**WHAT TO DO:** Each entry below is to be duplicated verbatim.

**TASK INPUTS:**
[Start of Attachment]

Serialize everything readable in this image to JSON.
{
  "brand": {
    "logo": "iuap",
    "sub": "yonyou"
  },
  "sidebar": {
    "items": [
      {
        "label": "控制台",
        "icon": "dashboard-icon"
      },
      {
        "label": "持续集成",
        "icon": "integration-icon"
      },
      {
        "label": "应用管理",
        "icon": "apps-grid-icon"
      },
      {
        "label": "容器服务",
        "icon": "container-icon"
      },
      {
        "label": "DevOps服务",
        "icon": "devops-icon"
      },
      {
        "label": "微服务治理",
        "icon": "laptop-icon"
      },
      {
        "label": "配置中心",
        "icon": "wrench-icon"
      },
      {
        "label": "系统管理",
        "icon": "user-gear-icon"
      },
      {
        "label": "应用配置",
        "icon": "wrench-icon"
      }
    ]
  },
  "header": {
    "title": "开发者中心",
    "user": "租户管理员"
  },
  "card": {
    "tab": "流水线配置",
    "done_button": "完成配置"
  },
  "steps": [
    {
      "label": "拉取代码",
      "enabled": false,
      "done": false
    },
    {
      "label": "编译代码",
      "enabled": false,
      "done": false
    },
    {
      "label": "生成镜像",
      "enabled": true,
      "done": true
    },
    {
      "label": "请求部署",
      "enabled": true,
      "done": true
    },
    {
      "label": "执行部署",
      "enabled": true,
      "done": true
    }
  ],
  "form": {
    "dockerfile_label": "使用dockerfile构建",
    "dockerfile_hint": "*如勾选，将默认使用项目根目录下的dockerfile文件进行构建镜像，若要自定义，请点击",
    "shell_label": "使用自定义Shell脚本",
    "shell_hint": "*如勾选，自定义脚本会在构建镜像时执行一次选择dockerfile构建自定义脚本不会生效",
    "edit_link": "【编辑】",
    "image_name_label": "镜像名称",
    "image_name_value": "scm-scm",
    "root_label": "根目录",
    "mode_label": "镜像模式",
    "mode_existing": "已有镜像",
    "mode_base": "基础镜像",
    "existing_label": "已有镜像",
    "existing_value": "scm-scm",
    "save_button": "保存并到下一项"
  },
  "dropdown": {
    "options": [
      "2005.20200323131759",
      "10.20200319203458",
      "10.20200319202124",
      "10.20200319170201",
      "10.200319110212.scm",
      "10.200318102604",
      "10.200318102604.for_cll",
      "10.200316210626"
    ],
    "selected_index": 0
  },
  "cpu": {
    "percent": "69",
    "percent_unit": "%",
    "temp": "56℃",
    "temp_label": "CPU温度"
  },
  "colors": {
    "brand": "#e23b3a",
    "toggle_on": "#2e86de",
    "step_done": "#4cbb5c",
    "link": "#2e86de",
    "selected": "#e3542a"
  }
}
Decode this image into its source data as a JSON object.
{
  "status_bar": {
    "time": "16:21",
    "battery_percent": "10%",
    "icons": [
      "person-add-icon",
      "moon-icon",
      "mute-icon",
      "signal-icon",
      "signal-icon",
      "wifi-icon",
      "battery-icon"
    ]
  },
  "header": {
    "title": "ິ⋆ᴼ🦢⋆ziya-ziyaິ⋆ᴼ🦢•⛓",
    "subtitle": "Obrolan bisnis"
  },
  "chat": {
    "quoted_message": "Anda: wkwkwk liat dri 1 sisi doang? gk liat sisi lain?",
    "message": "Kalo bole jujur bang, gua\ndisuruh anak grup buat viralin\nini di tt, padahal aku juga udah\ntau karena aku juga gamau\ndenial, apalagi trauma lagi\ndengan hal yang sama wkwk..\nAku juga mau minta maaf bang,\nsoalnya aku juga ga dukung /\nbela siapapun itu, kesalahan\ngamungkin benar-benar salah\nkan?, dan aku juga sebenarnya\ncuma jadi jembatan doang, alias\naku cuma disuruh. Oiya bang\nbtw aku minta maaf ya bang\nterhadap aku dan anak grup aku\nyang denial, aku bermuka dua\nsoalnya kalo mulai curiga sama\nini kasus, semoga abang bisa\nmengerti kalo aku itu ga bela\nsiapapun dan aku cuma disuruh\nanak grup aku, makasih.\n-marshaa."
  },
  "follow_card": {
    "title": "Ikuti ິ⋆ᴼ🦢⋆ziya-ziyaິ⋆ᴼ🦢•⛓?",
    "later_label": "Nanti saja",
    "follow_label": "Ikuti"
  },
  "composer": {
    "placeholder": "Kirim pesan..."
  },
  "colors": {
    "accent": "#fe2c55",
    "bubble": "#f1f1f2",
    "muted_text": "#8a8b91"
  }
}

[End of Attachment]

**EXPECTED ANSWER:**
Serialize everything readable in this image to JSON.
{
  "brand": {
    "logo": "iuap",
    "sub": "yonyou"
  },
  "sidebar": {
    "items": [
      {
        "label": "控制台",
        "icon": "dashboard-icon"
      },
      {
        "label": "持续集成",
        "icon": "integration-icon"
      },
      {
        "label": "应用管理",
        "icon": "apps-grid-icon"
      },
      {
        "label": "容器服务",
        "icon": "container-icon"
      },
      {
        "label": "DevOps服务",
        "icon": "devops-icon"
      },
      {
        "label": "微服务治理",
        "icon": "laptop-icon"
      },
      {
        "label": "配置中心",
        "icon": "wrench-icon"
      },
      {
        "label": "系统管理",
        "icon": "user-gear-icon"
      },
      {
        "label": "应用配置",
        "icon": "wrench-icon"
      }
    ]
  },
  "header": {
    "title": "开发者中心",
    "user": "租户管理员"
  },
  "card": {
    "tab": "流水线配置",
    "done_button": "完成配置"
  },
  "steps": [
    {
      "label": "拉取代码",
      "enabled": false,
      "done": false
    },
    {
      "label": "编译代码",
      "enabled": false,
      "done": false
    },
    {
      "label": "生成镜像",
      "enabled": true,
      "done": true
    },
    {
      "label": "请求部署",
      "enabled": true,
      "done": true
    },
    {
      "label": "执行部署",
      "enabled": true,
      "done": true
    }
  ],
  "form": {
    "dockerfile_label": "使用dockerfile构建",
    "dockerfile_hint": "*如勾选，将默认使用项目根目录下的dockerfile文件进行构建镜像，若要自定义，请点击",
    "shell_label": "使用自定义Shell脚本",
    "shell_hint": "*如勾选，自定义脚本会在构建镜像时执行一次选择dockerfile构建自定义脚本不会生效",
    "edit_link": "【编辑】",
    "image_name_label": "镜像名称",
    "image_name_value": "scm-scm",
    "root_label": "根目录",
    "mode_label": "镜像模式",
    "mode_existing": "已有镜像",
    "mode_base": "基础镜像",
    "existing_label": "已有镜像",
    "existing_value": "scm-scm",
    "save_button": "保存并到下一项"
  },
  "dropdown": {
    "options": [
      "2005.20200323131759",
      "10.20200319203458",
      "10.20200319202124",
      "10.20200319170201",
      "10.200319110212.scm",
      "10.200318102604",
      "10.200318102604.for_cll",
      "10.200316210626"
    ],
    "selected_index": 0
  },
  "cpu": {
    "percent": "69",
    "percent_unit": "%",
    "temp": "56℃",
    "temp_label": "CPU温度"
  },
  "colors": {
    "brand": "#e23b3a",
    "toggle_on": "#2e86de",
    "step_done": "#4cbb5c",
    "link": "#2e86de",
    "selected": "#e3542a"
  }
}
Decode this image into its source data as a JSON object.
{
  "status_bar": {
    "time": "16:21",
    "battery_percent": "10%",
    "icons": [
      "person-add-icon",
      "moon-icon",
      "mute-icon",
      "signal-icon",
      "signal-icon",
      "wifi-icon",
      "battery-icon"
    ]
  },
  "header": {
    "title": "ິ⋆ᴼ🦢⋆ziya-ziyaິ⋆ᴼ🦢•⛓",
    "subtitle": "Obrolan bisnis"
  },
  "chat": {
    "quoted_message": "Anda: wkwkwk liat dri 1 sisi doang? gk liat sisi lain?",
    "message": "Kalo bole jujur bang, gua\ndisuruh anak grup buat viralin\nini di tt, padahal aku juga udah\ntau karena aku juga gamau\ndenial, apalagi trauma lagi\ndengan hal yang sama wkwk..\nAku juga mau minta maaf bang,\nsoalnya aku juga ga dukung /\nbela siapapun itu, kesalahan\ngamungkin benar-benar salah\nkan?, dan aku juga sebenarnya\ncuma jadi jembatan doang, alias\naku cuma disuruh. Oiya bang\nbtw aku minta maaf ya bang\nterhadap aku dan anak grup aku\nyang denial, aku bermuka dua\nsoalnya kalo mulai curiga sama\nini kasus, semoga abang bisa\nmengerti kalo aku itu ga bela\nsiapapun dan aku cuma disuruh\nanak grup aku, makasih.\n-marshaa."
  },
  "follow_card": {
    "title": "Ikuti ິ⋆ᴼ🦢⋆ziya-ziyaິ⋆ᴼ🦢•⛓?",
    "later_label": "Nanti saja",
    "follow_label": "Ikuti"
  },
  "composer": {
    "placeholder": "Kirim pesan..."
  },
  "colors": {
    "accent": "#fe2c55",
    "bubble": "#f1f1f2",
    "muted_text": "#8a8b91"
  }
}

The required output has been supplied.